The bird's-eye view (or aerial view) has been a feature in CAD software since the 1980s. I recall when Artist Graphics (part of Control Systems) released their AutoCAD display driver with the BEV feature. Autodesk later incorporated it into AutoCAD as the DsViewer command. I don't know that anyone uses it, but I've suggested it could be opened on a second screen to give an overview of the entire drawing.
Anyhow, Google Maps now has the bird's-eye feature (along with new, detailed maps of Germany, useful to me, since all my relatives live there). In the lower right corner, a small rectangle shows a larger area of the map, along with a rectangle indicating the current zoomed-in view.
I can't figure out how Google Maps determines the area to show in the BEV -- the previous zoom level? The smaller rectangle can be moved with the cursor to pan about the region.

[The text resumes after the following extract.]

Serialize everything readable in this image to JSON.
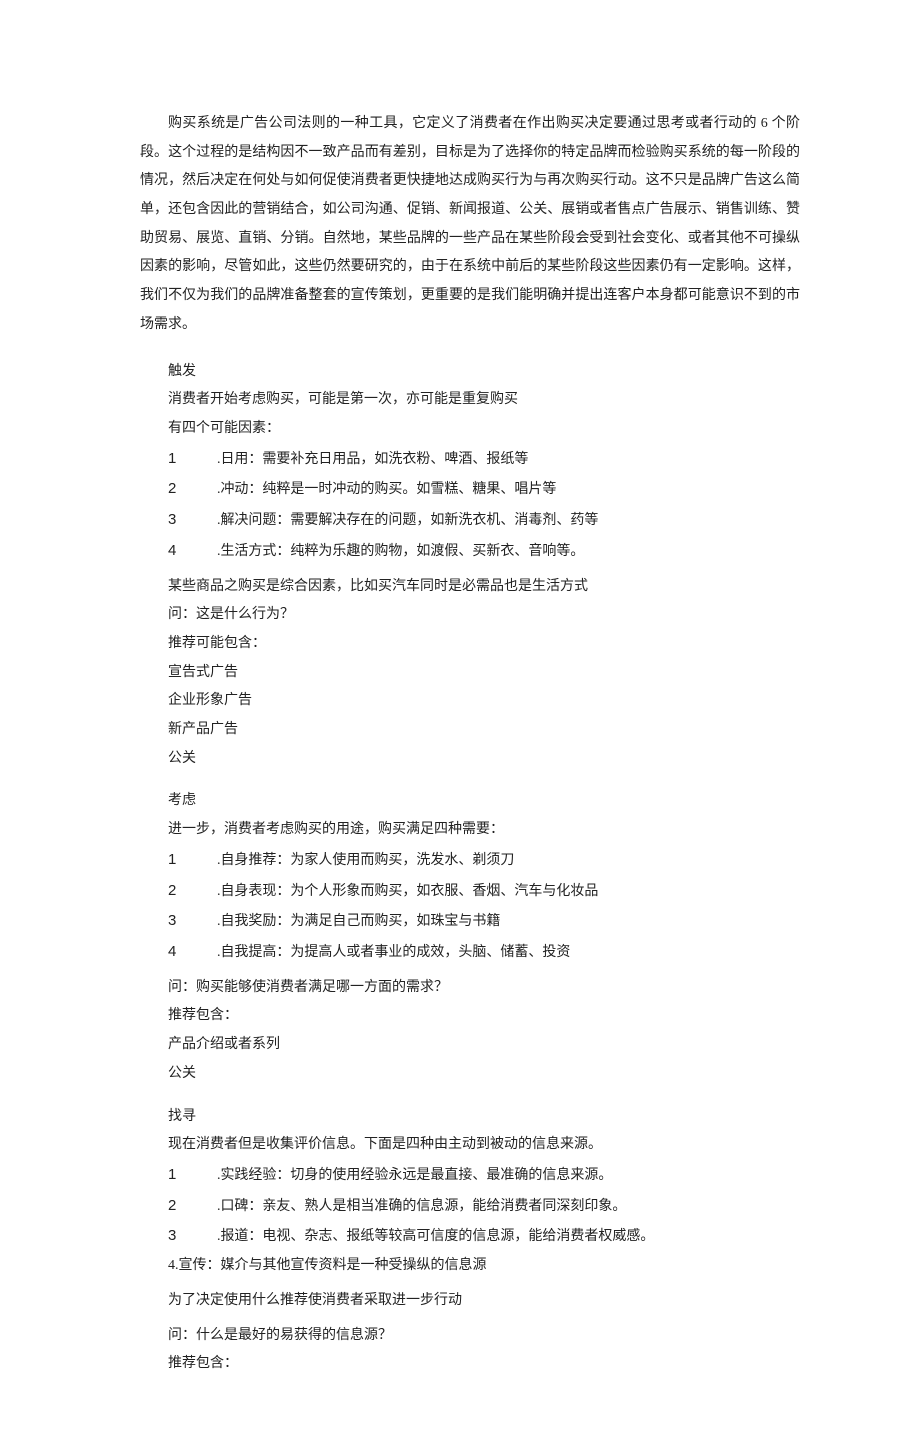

Not related to maps, but Google's market share for Web searches increased to 49% last month, and it's not a hard stretch seeing it breach majority territory (>50%) soon. In contrast Microsoft's marketshare of search continues to fall, now down to 11% -- even though it is the default search engine on all newly-purchased Windowized PCs. Yahoo holds onto the middle ground.